Breaking: Pappas to sell former DeKalb Clinic building to Safe Passage
DeKALB – Negotiations are nearly finished on a deal for developer John Pappas to sell one of the former DeKalb Clinic buildings to Safe Passage, both sides said.
Mary Ellen Schaid, executive director of Safe Passage, said Tuesday that Pappas is giving her organization a good deal on the property. Safe Passage is a nonprofit which assists victims of domestic violence.
“This is very exciting,” Schaid said. “We’ll finally be able to increase our shelter space, which is the primary reason we need a new building. Right now, we’re turning away too many people, and there’s no privacy.”
“I can’t say what the number is until the contract is done, but we got a very decent price,” Schaid said.
The deal is to sell the building at 217 Franklin St. to Safe Passage. The building was one of two former clinic buildings sold at auction in 2013. It was purchased by DeKalb Alderman David Jacobson for $110,000. He briefly used it as a resale store before selling it to Pappas a few years ago. The other former clinic building was purchased by Bill McMahon and is now Faranda’s Banquet Center at 302 Grove St.

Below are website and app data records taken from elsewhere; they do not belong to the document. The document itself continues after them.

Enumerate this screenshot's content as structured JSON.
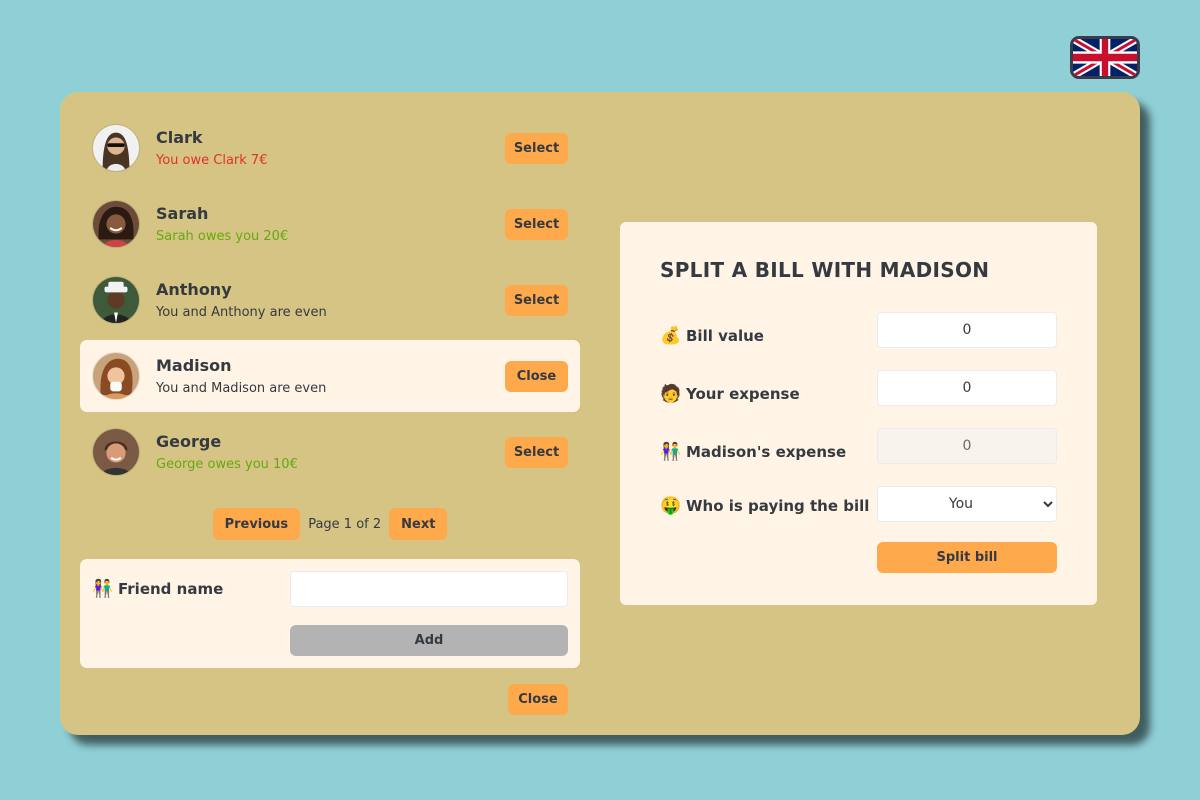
{
  "language": {
    "flag_icon": "uk-flag-icon"
  },
  "friends": [
    {
      "name": "Clark",
      "status": "You owe Clark 7€",
      "status_type": "negative",
      "button": "Select"
    },
    {
      "name": "Sarah",
      "status": "Sarah owes you 20€",
      "status_type": "positive",
      "button": "Select"
    },
    {
      "name": "Anthony",
      "status": "You and Anthony are even",
      "status_type": "even",
      "button": "Select"
    },
    {
      "name": "Madison",
      "status": "You and Madison are even",
      "status_type": "even",
      "button": "Close",
      "selected": true
    },
    {
      "name": "George",
      "status": "George owes you 10€",
      "status_type": "positive",
      "button": "Select"
    }
  ],
  "pagination": {
    "previous": "Previous",
    "info": "Page 1 of 2",
    "next": "Next"
  },
  "add_friend": {
    "label": "Friend name",
    "icon": "people-icon",
    "value": "",
    "button": "Add"
  },
  "close_button": "Close",
  "split": {
    "title": "SPLIT A BILL WITH MADISON",
    "bill_label": "Bill value",
    "bill_icon": "money-bag-icon",
    "bill_value": "0",
    "expense_label": "Your expense",
    "expense_icon": "person-icon",
    "expense_value": "0",
    "friend_expense_label": "Madison's expense",
    "friend_expense_icon": "people-icon",
    "friend_expense_value": "0",
    "payer_label": "Who is paying the bill",
    "payer_icon": "money-face-icon",
    "payer_value": "You",
    "button": "Split bill"
  },
  "colors": {
    "background": "#8fd0d6",
    "card": "#d6c485",
    "panel": "#fff4e6",
    "accent": "#ffa94d",
    "negative": "#e03131",
    "positive": "#66a80f"
  }
}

Schaid said she expects to close on the property in the next 45 days, with an anonymous donor covering the cost, then to start a capital campaign to clear the site and build a new, state-of-the-art, 28,000-square-foot facility.
At the moment, Safe Passage is cramped, and relies on numerous remote sites to house women and children fleeing domestic violence.
“It’s just not an ideal space or situation,” Schaid said. “Rather than piecemealing it, we’ll be a cohesive organization.”
Pappas had proposed a plan to raze the old clinic and build an upscale, three-story multi-family residential building he likened to the brownstone buildings you’d see in Lincoln Park in Chicago.
“I think my development was looking amazing,” he said.
The plan was slated to go before the city’s Planning and Zoning Commission on Wednesday, but that meeting has been canceled.
“I thought [the property] would be better served for the community, which will be better off,” Pappas said. “It’s a good thing [Safe Passage has] been doing for the community.”
“He’s been very supportive, and we’re very grateful to him,” Schaid said.
Pappas said he’s already looking toward other projects involving buildings in downtown DeKalb, where he’s already built the mixed-use Cornerstone DeKalb building near First Street and Lincoln Highway, and where construction of Plaza DeKalb will soon resume.
Schaid said talks began a couple of months ago, not long after her agency opted to no longer pursue the former St. Mary’s Hospital at 145 Fisk Ave., because of rising projected costs to overhaul the site.
“We’ve looked at I can’t tell you how many properties – I don’t know, 10 different options,” she said.
She said the agency had to stay rooted in DeKalb, where it serves the most people, but that she’s also looking into leasing space in Sandwich to help clients in the southern part of the county.
DeKalb County State’s Attorney Rick Amato said he’s excited for what this will mean for victims of domestic violence.
“It is a wonderful opportunity for Safe Passage to continue growing and serving our community,” he said. “A new home for Safe Passage will help them grow to reach more of our victims of domestic violence.”
Schaid said the timeline on the project is up in the air, but her hope is for victims to find new, secure, state-of-the-art solace in about two years.
“We couldn’t be more excited,” she said. “This will allow us to operate so much more effectively.”
To help Safe Passage
Details on Safe Passage’s capital campaign to build a new building will be ironed out Thursday, Executive Director Mary Ellen Schaid said, but in the meantime, anyone interested in donating to the agency can do so online at safepassagedv.org or calling 815-756-7930.